The next Panel is more distinct: the Pope is being shot. I'm not sure if I remember seeing it on TV, the way I remember seeing it when President Reagan was shot (they took 'Tom & Jerry' off the air). But I do remember reading the next issue of Time magazine, which featured it on the cover under the headline "Why would anybody want to shoot the Pope?"

Why indeed?

As weird coincidences would have it, Ronald Reagan was shot the around the same time. Both of their would-be assassins were described as "disturbed men": the sort of people who - in a more perfect, comic book world - might have gained some weird powers, donned ridiculous costumes and taken to robbing banks or cooking up ineffective deathtraps for local superheroes. But, as we live in reality, and not a four-color funnybook, they got guns and tried to kill important people for reasons that were, for want of a better word, tawdry.

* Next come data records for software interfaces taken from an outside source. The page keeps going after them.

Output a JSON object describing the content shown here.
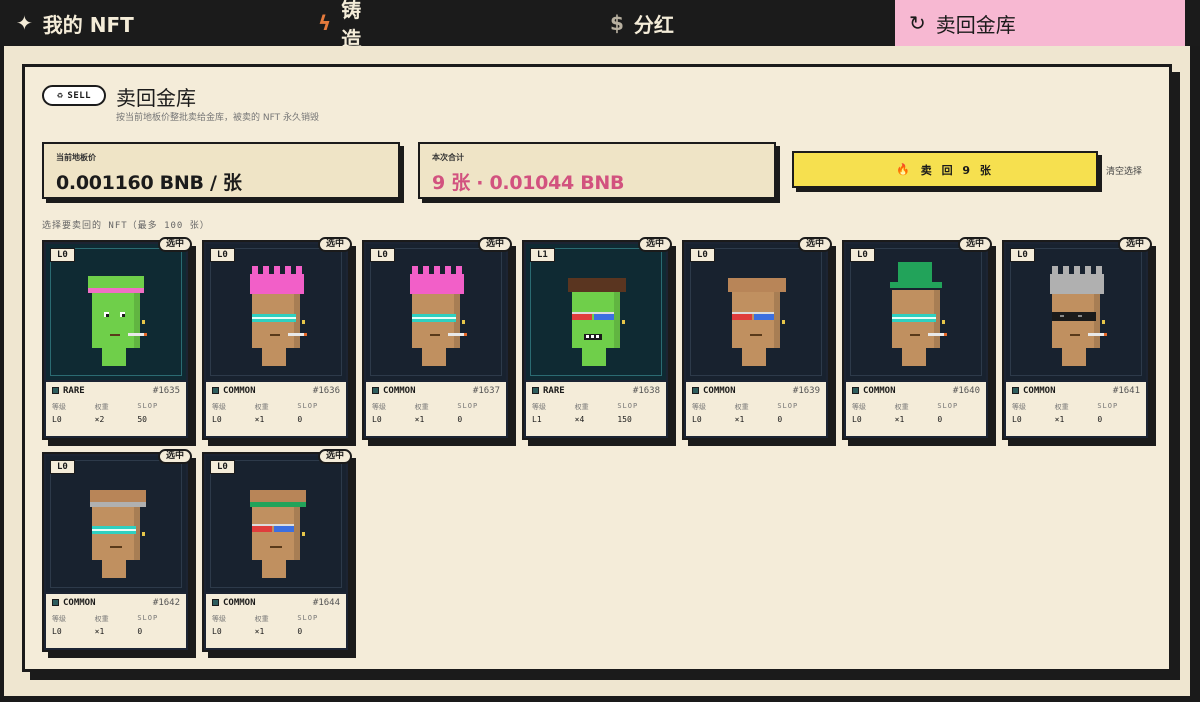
{
  "nav": {
    "tabs": [
      {
        "icon": "✦",
        "label": "我的 NFT"
      },
      {
        "icon": "ϟ",
        "label": "铸造"
      },
      {
        "icon": "$",
        "label": "分红"
      },
      {
        "icon": "↻",
        "label": "卖回金库"
      }
    ],
    "active_tab": 3
  },
  "header": {
    "badge": "SELL",
    "title": "卖回金库",
    "subtitle": "按当前地板价整批卖给金库，被卖的 NFT 永久销毁"
  },
  "stats": {
    "floor_label": "当前地板价",
    "floor_value": "0.001160 BNB / 张",
    "total_label": "本次合计",
    "total_value": "9 张 · 0.01044 BNB"
  },
  "actions": {
    "sell_label": "卖 回 9 张",
    "clear_label": "清空选择"
  },
  "grid_label": "选择要卖回的 NFT（最多 100 张）",
  "card_labels": {
    "level_head": "等级",
    "weight_head": "权重",
    "slop_head": "SLOP",
    "selected": "选中"
  },
  "cards": [
    {
      "level_tag": "L0",
      "rarity": "RARE",
      "id": "#1635",
      "level": "L0",
      "weight": "×2",
      "slop": "50"
    },
    {
      "level_tag": "L0",
      "rarity": "COMMON",
      "id": "#1636",
      "level": "L0",
      "weight": "×1",
      "slop": "0"
    },
    {
      "level_tag": "L0",
      "rarity": "COMMON",
      "id": "#1637",
      "level": "L0",
      "weight": "×1",
      "slop": "0"
    },
    {
      "level_tag": "L1",
      "rarity": "RARE",
      "id": "#1638",
      "level": "L1",
      "weight": "×4",
      "slop": "150"
    },
    {
      "level_tag": "L0",
      "rarity": "COMMON",
      "id": "#1639",
      "level": "L0",
      "weight": "×1",
      "slop": "0"
    },
    {
      "level_tag": "L0",
      "rarity": "COMMON",
      "id": "#1640",
      "level": "L0",
      "weight": "×1",
      "slop": "0"
    },
    {
      "level_tag": "L0",
      "rarity": "COMMON",
      "id": "#1641",
      "level": "L0",
      "weight": "×1",
      "slop": "0"
    },
    {
      "level_tag": "L0",
      "rarity": "COMMON",
      "id": "#1642",
      "level": "L0",
      "weight": "×1",
      "slop": "0"
    },
    {
      "level_tag": "L0",
      "rarity": "COMMON",
      "id": "#1644",
      "level": "L0",
      "weight": "×1",
      "slop": "0"
    }
  ],
  "colors": {
    "accent_pink": "#f7b8d2",
    "sell_yellow": "#f6e04f",
    "total_pink": "#d2527f"
  }
}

However, one thing has always stood with me, and let's call this Panel Three: it's the image of the Pontiff in a cell with the man who shot him, telling that man that he forgives him.

I don't think Ronald Reagan ever got within breathing space of John Hinkley Jr. for the rest of his life, and who would have blamed him? But here was the Pope, forgiving his would-be assassin, in person.

I seem to remember the Pope being bent over and looking the fellow in the eyes, his expression somber and parental, but also concerned. Meanwhile the other man is either returning an intense stare, or not daring to meet the old man's eyes. I don't remember which, and part of me doesn't want to go find out, for fear of ruining the ideal with the fascism of fact.

And while part me of opines that it was something he really had to do, him being the Pope and all, I don't think it was forgiveness by the numbers. I think he really, actually meant every word. So that Frame's stayed with me, over the years - clear as day and twice as sunny.

There have been times when I've loved the Pope for saying or doing something I wish others would have said or done. There have been times when I've hated him for standing up for things that I think are archaic and wrong-headed, just because they're "tradition" or "doctrinal."

But I have never lost my respect for him at that one, pivotal moment in his career, when he looked his assailant (arch-enemy?) in the face and said he could forgive him even that.

I'm not Catholic. I'm not even Christian. My form of spirituality praises forgiveness, but it also believes in the legitimacy of sacred rage, and says that there are times when revenge is just cosmic justice served with strong feelings.

There are people out there who could stand to have a lack of forgiveness dropped on their heads - preferably along with a blunt object, like a bus - and I don't begrudge myself a smile when it happens.

But remembering that Frame, I find myself aspiring to let go of anger, fear, hate and the desire to do right back unto that other what I had done unto me. I find myself inspired, against all reason and sense of self-preservation, to forgive.

If a large part of what a real hero does is to inspire others to be better than they are, then John Paul II was - whatever his shortcomings - a super hero>

Friday, April 01, 2005

Speaking of Money from Corpses...

List of Schiavo Donors To Be Sold

Tue Mar 29, 4:52 PM ET

Local - WKMG

If you expressed your support to Terri Schiavo and her parents fight to keep her alive, you may begin to receive a steady stream of solicitations, according to a Local 6 News report.

Terri Schiavo's parents have agreed to sell their list of supporters to a direct-mailing firm, Local 6 News reported.

The company, "Response Unlimited" pays about $150 a month for 6,000 names and $500 a month for 6,000 e-mail addresses.

A spokesperson for the Schindlers confirmed that they had agreed to sell the information, but won't say for how much.

Well, I sure hope all those people who've tried to keep Terri "Alive" for longer than she'd have wanted under those circumstances used fake email. Otherwise, here come the viagra ads.